Michael Auslin may not have lived 25 years in Japan, but he is an extraordinarily knowledgeable scholar of Japan and its cultural ties with the [End Page 384] United States. In the introductory chapter to Pacific Cosmopolitans: A Cultural History of U.S.-Japan Relations, Auslin tells his readers that “blatant stereotyping reflects important truths about a unique historical relationship. For much of the past 150 years, Japanese and Americans have been fascinated with each other’s culture” (p. 3). But shortly thereafter he accurately stresses that cultural exchanges between the United States and Japan have not followed a simple, linear pattern of growth from the arrival of Commodore Perry and his black ships to the post–cold war, post–September 11, 2001, and (presumably also) the post–March 11, 2011, world. To the contrary, this most carefully researched, detailed, and nuanced account makes clear that opponents of bilateral ties and exchanges existed in both countries in the nineteenth and twentieth centuries, that relations virtually ceased when the countries clashed from 1941 to 1945, and yet that the cosmopolitans who believed two such different cultures could not only coexist but learn and grow from each other’s experiences have persevered and have reached truly astonishing levels of deep connections.

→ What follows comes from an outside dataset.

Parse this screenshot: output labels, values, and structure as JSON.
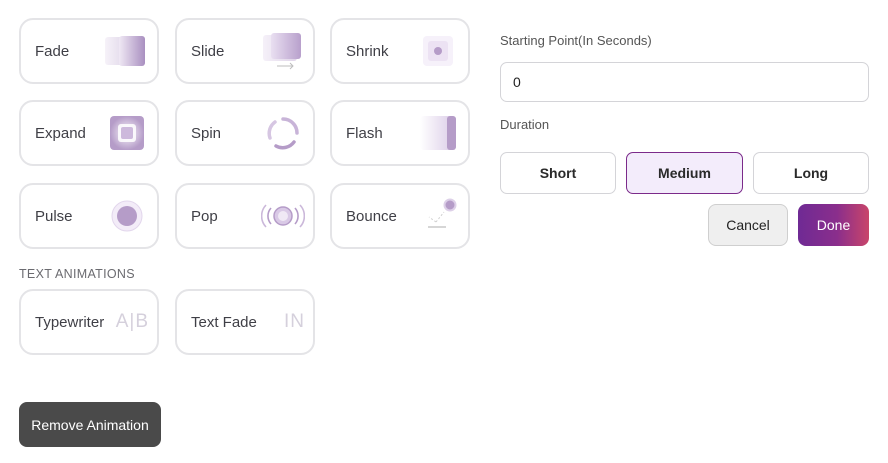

The very readable Pacific Cosmopolitans is chronologically well organized into six chapters, starting with the vague Japanese and U.S. knowledge of each other (“Shadows and Trinkets”), shrouded in mystery centuries ahead of the arrival of Commodore Perry who, Auslin informs his readers, was not the first American to land in Japan which was never “closed” completely before Perry arrived (“Noble Adventurers”) to “open” it in 1853. The post-Perry beginnings of exchange (“The Birth of Exchange”) in the latter part of the nineteenth century were followed by rapid growth in the early twentieth century, only to be followed by difficulties (“Storms on the Horizon”) that developed after several decades, inflamed by the passage of the Immigration Act of 1924 in the United States, by Japan’s military incursion into Manchuria in 1931 and its walkout from the League of Nations in 1933, and by the U.S. embargo of Japanese oil in 1941. Naturally, there was a near-total lapse in ties from Pearl Harbor to Nagasaki, soon followed by a postwar revival (“Out of the Ashes”) which saw Tokyo and Washington go from enemies to forced and fragile competitors as well as strong and victorious allies during the cold war, only to face...